Florida Governor Ron DeSantis signed a bill into law that significantly expanded the state’s voucher program. A week after the House passed the bill, the Republican-controlled Senate voted unanimously to pass it. On Monday, the governor conducted an event at a Catholic high school in Miami to sign the legislation as lawmakers began the fourth week of the 60-day legislative session.
The new bill will allow all K–12 students in Florida to receive taxpayer-funded vouchers for private schools. This will help more students attend private schools using taxpayer-funded scholarships—all at substantial cost savings for the state.
Additionally, the bill will increase funding for the voucher program and expand eligibility criteria, helping more families apply for scholarships to educate their children.
In the past, only low-income families were eligible for this program. Now, those with higher incomes can apply. Additionally, the scholarship fund has been increased, making it even easier for students to access education. In its first year, this new initiative, which will cost the government $200-$700 million, is anticipated to benefit thousands of children.
“We will give preference to low-income families, but at the end of the day, we believe that a parent should have complete control over how the money is spent on education,” Governor DeSantis said during the bill signing ceremony.
Expanding the voucher program will make private schools more affordable for some families, increasing enrollment. With more students, private schools can secure funding and other resources that would otherwise not have been available.
Additionally, the bill will allow home-schoolers to get vouchers and establish education savings accounts. This will enable the users to spend voucher money on things other than tuition, such as tutoring costs and exam registration for private schools.
The Bill’s supporters perceive that expanding the voucher program will give families more educational options and assist children struggling to access private schools. They also shared that the program saves taxpayers money because scholarships are often less expensive.
However, critics of the new law highlighted that low-income households might not benefit from the voucher program. Private schools may include additional expenses, such as uniforms, transportation, and fees for extracurricular activities, which may be unaffordable for low-income families. Private schools are not obligated to offer the same support services as public schools, such as special education.
According to Andrew Spar, the head of the Florida Education Association Teachers Union, the new law will direct public funds to private schools.
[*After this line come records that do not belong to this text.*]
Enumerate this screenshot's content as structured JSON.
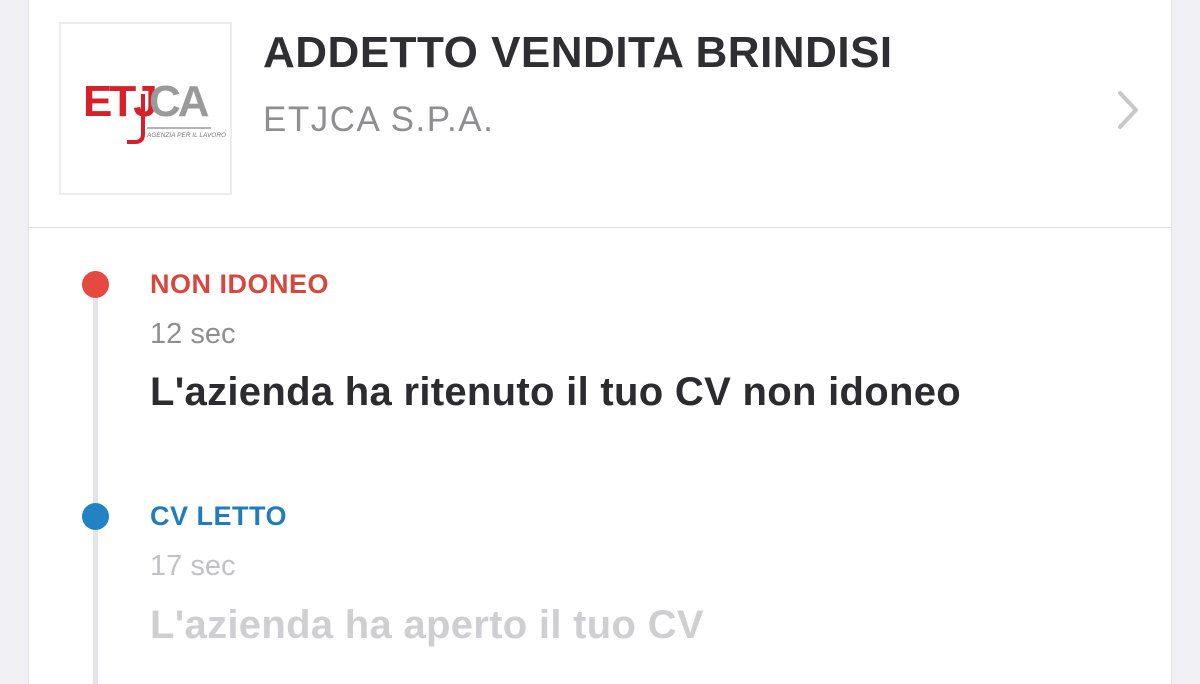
{
  "job": {
    "title": "ADDETTO VENDITA BRINDISI",
    "company": "ETJCA S.P.A.",
    "logo_text": "ETJCA",
    "logo_tagline": "AGENZIA PER IL LAVORO",
    "chevron_icon": "chevron-right-icon"
  },
  "timeline": [
    {
      "status": "NON IDONEO",
      "time": "12 sec",
      "message": "L'azienda ha ritenuto il tuo CV non idoneo",
      "color": "#e5493f"
    },
    {
      "status": "CV LETTO",
      "time": "17 sec",
      "message": "L'azienda ha aperto il tuo CV",
      "color": "#2182c4"
    }
  ],
  "colors": {
    "title": "#2e2e33",
    "subtitle": "#8e8e93",
    "logo_red": "#d8202a",
    "logo_gray": "#9a9a9a"
  }
}
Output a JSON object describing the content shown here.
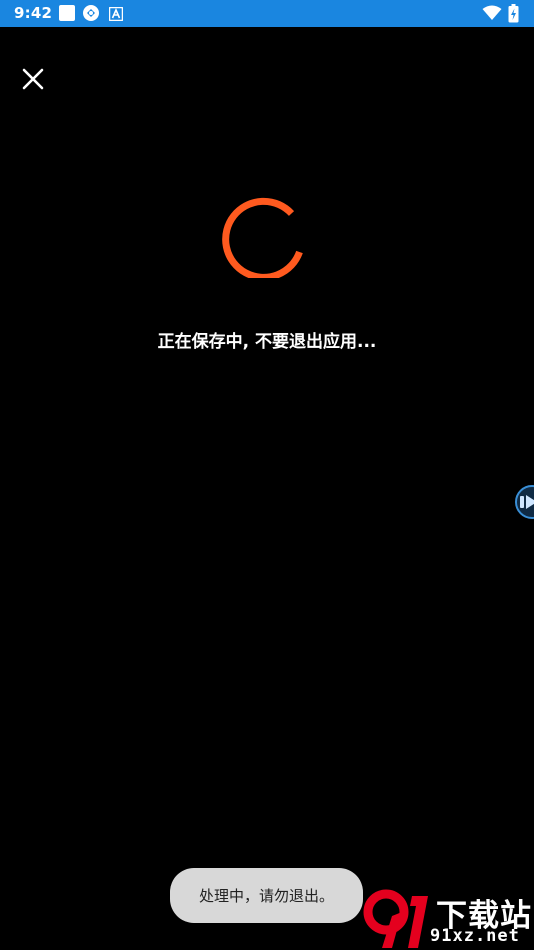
{
  "status_bar": {
    "time": "9:42",
    "icons": [
      "square-notification-icon",
      "sync-badge-icon",
      "a-letter-icon",
      "wifi-icon",
      "battery-charging-icon"
    ],
    "background": "#1a86e0"
  },
  "close": {
    "icon": "close-icon"
  },
  "progress": {
    "color": "#ff5a1f",
    "state": "indeterminate"
  },
  "message": {
    "saving": "正在保存中, 不要退出应用..."
  },
  "toast": {
    "text": "处理中，请勿退出。"
  },
  "watermark": {
    "name": "下载站",
    "url": "91xz.net",
    "accent": "#e4001e"
  }
}
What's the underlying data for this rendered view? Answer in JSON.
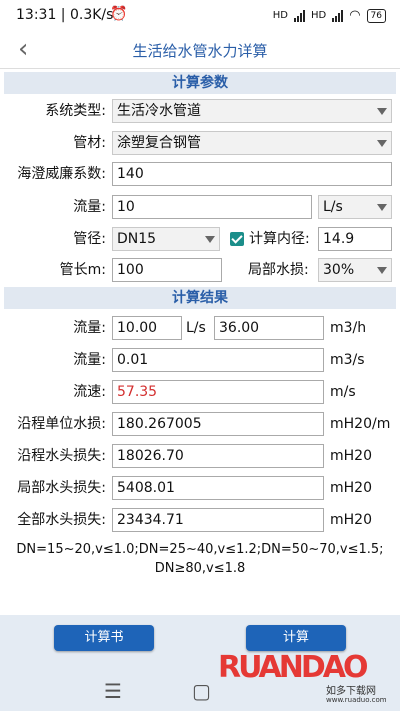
{
  "status": {
    "time_speed": "13:31 | 0.3K/s",
    "alarm_icon": "alarm-clock-icon",
    "net_label1": "HD",
    "net_label2": "HD",
    "battery": "76"
  },
  "header": {
    "title": "生活给水管水力详算",
    "back_icon": "chevron-left-icon"
  },
  "calc_params": {
    "section_title": "计算参数",
    "system_type_label": "系统类型:",
    "system_type_value": "生活冷水管道",
    "material_label": "管材:",
    "material_value": "涂塑复合钢管",
    "hw_coef_label": "海澄威廉系数:",
    "hw_coef_value": "140",
    "flow_label": "流量:",
    "flow_value": "10",
    "flow_unit_value": "L/s",
    "diameter_label": "管径:",
    "diameter_value": "DN15",
    "calc_inner_diam_label": "计算内径:",
    "calc_inner_diam_checked": true,
    "inner_diam_value": "14.9",
    "pipe_length_label": "管长m:",
    "pipe_length_value": "100",
    "local_loss_label": "局部水损:",
    "local_loss_value": "30%"
  },
  "results": {
    "section_title": "计算结果",
    "flow1_label": "流量:",
    "flow1_value": "10.00",
    "flow1_unit": "L/s",
    "flow1_m3h_value": "36.00",
    "flow1_m3h_unit": "m3/h",
    "flow2_label": "流量:",
    "flow2_value": "0.01",
    "flow2_unit": "m3/s",
    "velocity_label": "流速:",
    "velocity_value": "57.35",
    "velocity_unit": "m/s",
    "unit_loss_label": "沿程单位水损:",
    "unit_loss_value": "180.267005",
    "unit_loss_unit": "mH20/m",
    "head_loss_label": "沿程水头损失:",
    "head_loss_value": "18026.70",
    "head_loss_unit": "mH20",
    "local_head_loss_label": "局部水头损失:",
    "local_head_loss_value": "5408.01",
    "local_head_loss_unit": "mH20",
    "total_head_loss_label": "全部水头损失:",
    "total_head_loss_value": "23434.71",
    "total_head_loss_unit": "mH20",
    "note_line1": "DN=15~20,v≤1.0;DN=25~40,v≤1.2;DN=50~70,v≤1.5;",
    "note_line2": "DN≥80,v≤1.8"
  },
  "bottom": {
    "calc_book_button": "计算书",
    "calc_button": "计算"
  },
  "colors": {
    "accent": "#2a5ea8",
    "section_bg": "#e1e8f1",
    "warning_value": "#d32f2f",
    "button": "#1e64b8"
  },
  "watermark": {
    "brand": "RUANDAO",
    "cn": "如多下载网",
    "url": "www.ruaduo.com"
  }
}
He stated, “It will drain billions of taxpayer dollars away from the neighborhood public schools that almost 90 percent of Florida’s parents trust to educate their children. The law will also give that public money to private schools managed by corporations without any accountability.”
“Common Floridians will contribute to the cost of millionaires and billionaires sending their children to prestigious private schools that hand-select their students. Once again, we saw Gov. DeSantis putting Floridians, including our students, above his political goals. We have serious concerns about how the governor’s politics will ultimately affect children,” Andrew claimed.
The likely expense of the program has been a topic of interest among Democrats numerous times. Fentrice Driskell, the leader of the House Democrats, stated that cost and accountability are serious concerns. “I am particularly afraid that this might have a disastrous impact on Florida’s public schools, and I believe many members of our bloc share the same sentiments,” she said.
Overall, the expansion of the Florida voucher program will likely significantly impact private schools in the state. Floridians can only wait and see the program’s long-term effects and whether it will lead to improved educational outcomes.